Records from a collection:
******************************

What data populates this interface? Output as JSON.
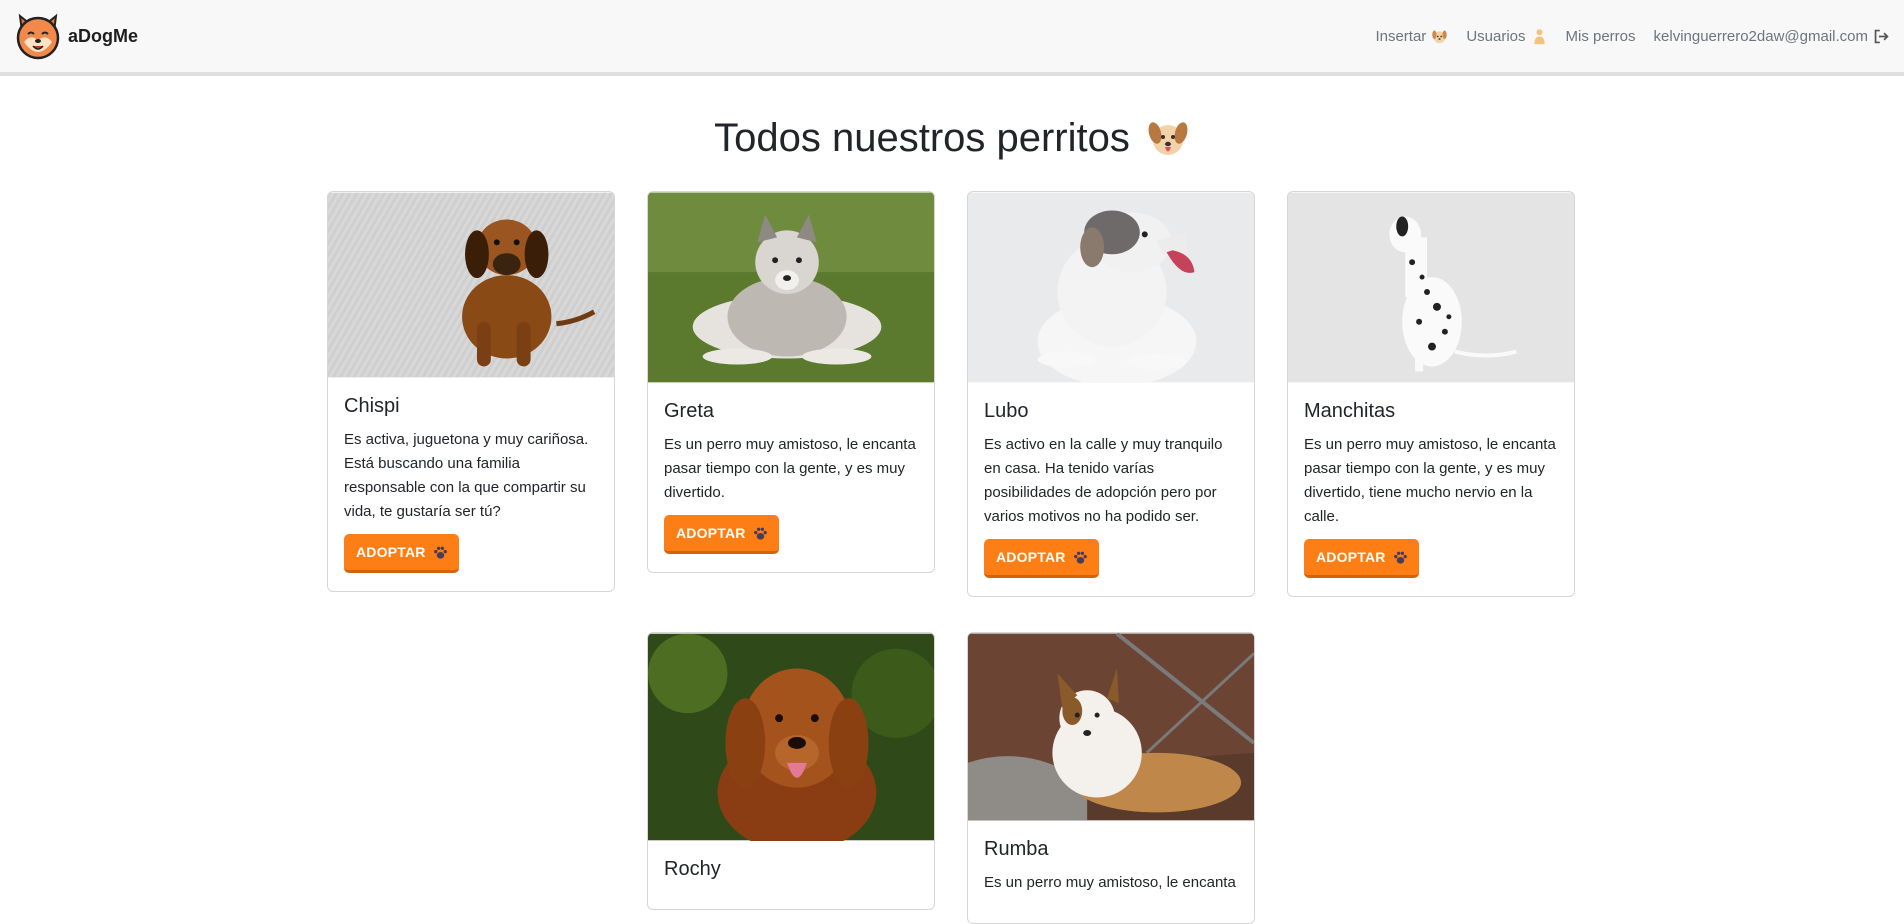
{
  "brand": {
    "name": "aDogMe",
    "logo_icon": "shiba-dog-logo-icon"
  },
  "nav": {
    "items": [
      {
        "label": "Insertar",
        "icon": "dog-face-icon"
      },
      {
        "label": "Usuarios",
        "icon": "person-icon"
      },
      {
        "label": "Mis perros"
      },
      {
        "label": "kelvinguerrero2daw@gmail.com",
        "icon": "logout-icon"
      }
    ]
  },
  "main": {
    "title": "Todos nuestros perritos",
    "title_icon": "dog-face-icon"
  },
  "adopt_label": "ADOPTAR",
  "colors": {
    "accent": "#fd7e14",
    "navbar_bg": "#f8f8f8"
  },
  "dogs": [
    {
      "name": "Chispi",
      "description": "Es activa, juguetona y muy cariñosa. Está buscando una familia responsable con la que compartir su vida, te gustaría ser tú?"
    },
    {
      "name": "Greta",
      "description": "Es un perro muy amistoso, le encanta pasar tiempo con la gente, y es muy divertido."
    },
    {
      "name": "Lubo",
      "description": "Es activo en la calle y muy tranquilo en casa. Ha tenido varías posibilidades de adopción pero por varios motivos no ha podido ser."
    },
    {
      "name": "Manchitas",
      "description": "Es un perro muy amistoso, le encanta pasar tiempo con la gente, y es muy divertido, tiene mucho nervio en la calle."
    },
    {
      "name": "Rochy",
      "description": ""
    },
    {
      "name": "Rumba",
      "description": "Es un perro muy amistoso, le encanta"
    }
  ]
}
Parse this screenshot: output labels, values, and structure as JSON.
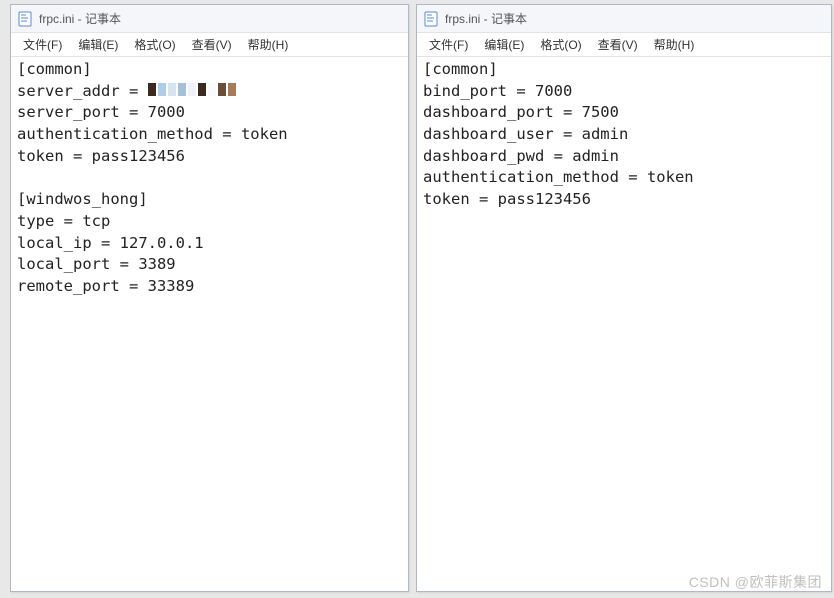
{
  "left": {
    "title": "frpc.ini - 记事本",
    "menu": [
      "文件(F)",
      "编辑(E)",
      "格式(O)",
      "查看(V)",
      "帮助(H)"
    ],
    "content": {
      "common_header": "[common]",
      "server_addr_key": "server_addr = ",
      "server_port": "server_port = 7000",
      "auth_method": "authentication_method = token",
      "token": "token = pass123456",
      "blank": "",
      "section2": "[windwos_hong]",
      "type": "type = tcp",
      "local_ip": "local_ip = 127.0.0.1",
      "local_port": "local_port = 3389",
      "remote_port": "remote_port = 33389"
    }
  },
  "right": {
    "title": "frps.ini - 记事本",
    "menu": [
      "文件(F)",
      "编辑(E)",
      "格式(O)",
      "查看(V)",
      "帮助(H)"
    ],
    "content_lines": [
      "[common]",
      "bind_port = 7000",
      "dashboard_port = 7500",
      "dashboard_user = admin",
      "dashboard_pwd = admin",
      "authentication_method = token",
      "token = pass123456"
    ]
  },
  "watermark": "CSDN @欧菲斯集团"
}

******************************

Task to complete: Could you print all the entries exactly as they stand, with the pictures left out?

Answer box:
What data populates this interface? Output as JSON.
{
  "brand": {
    "name": "aDogMe",
    "logo_icon": "shiba-dog-logo-icon"
  },
  "nav": {
    "items": [
      {
        "label": "Insertar",
        "icon": "dog-face-icon"
      },
      {
        "label": "Usuarios",
        "icon": "person-icon"
      },
      {
        "label": "Mis perros"
      },
      {
        "label": "kelvinguerrero2daw@gmail.com",
        "icon": "logout-icon"
      }
    ]
  },
  "main": {
    "title": "Todos nuestros perritos",
    "title_icon": "dog-face-icon"
  },
  "adopt_label": "ADOPTAR",
  "colors": {
    "accent": "#fd7e14",
    "navbar_bg": "#f8f8f8"
  },
  "dogs": [
    {
      "name": "Chispi",
      "description": "Es activa, juguetona y muy cariñosa. Está buscando una familia responsable con la que compartir su vida, te gustaría ser tú?"
    },
    {
      "name": "Greta",
      "description": "Es un perro muy amistoso, le encanta pasar tiempo con la gente, y es muy divertido."
    },
    {
      "name": "Lubo",
      "description": "Es activo en la calle y muy tranquilo en casa. Ha tenido varías posibilidades de adopción pero por varios motivos no ha podido ser."
    },
    {
      "name": "Manchitas",
      "description": "Es un perro muy amistoso, le encanta pasar tiempo con la gente, y es muy divertido, tiene mucho nervio en la calle."
    },
    {
      "name": "Rochy",
      "description": ""
    },
    {
      "name": "Rumba",
      "description": "Es un perro muy amistoso, le encanta"
    }
  ]
}
Parse this screenshot: output labels, values, and structure as JSON.
{
  "left": {
    "title": "frpc.ini - 记事本",
    "menu": [
      "文件(F)",
      "编辑(E)",
      "格式(O)",
      "查看(V)",
      "帮助(H)"
    ],
    "content": {
      "common_header": "[common]",
      "server_addr_key": "server_addr = ",
      "server_port": "server_port = 7000",
      "auth_method": "authentication_method = token",
      "token": "token = pass123456",
      "blank": "",
      "section2": "[windwos_hong]",
      "type": "type = tcp",
      "local_ip": "local_ip = 127.0.0.1",
      "local_port": "local_port = 3389",
      "remote_port": "remote_port = 33389"
    }
  },
  "right": {
    "title": "frps.ini - 记事本",
    "menu": [
      "文件(F)",
      "编辑(E)",
      "格式(O)",
      "查看(V)",
      "帮助(H)"
    ],
    "content_lines": [
      "[common]",
      "bind_port = 7000",
      "dashboard_port = 7500",
      "dashboard_user = admin",
      "dashboard_pwd = admin",
      "authentication_method = token",
      "token = pass123456"
    ]
  },
  "watermark": "CSDN @欧菲斯集团"
}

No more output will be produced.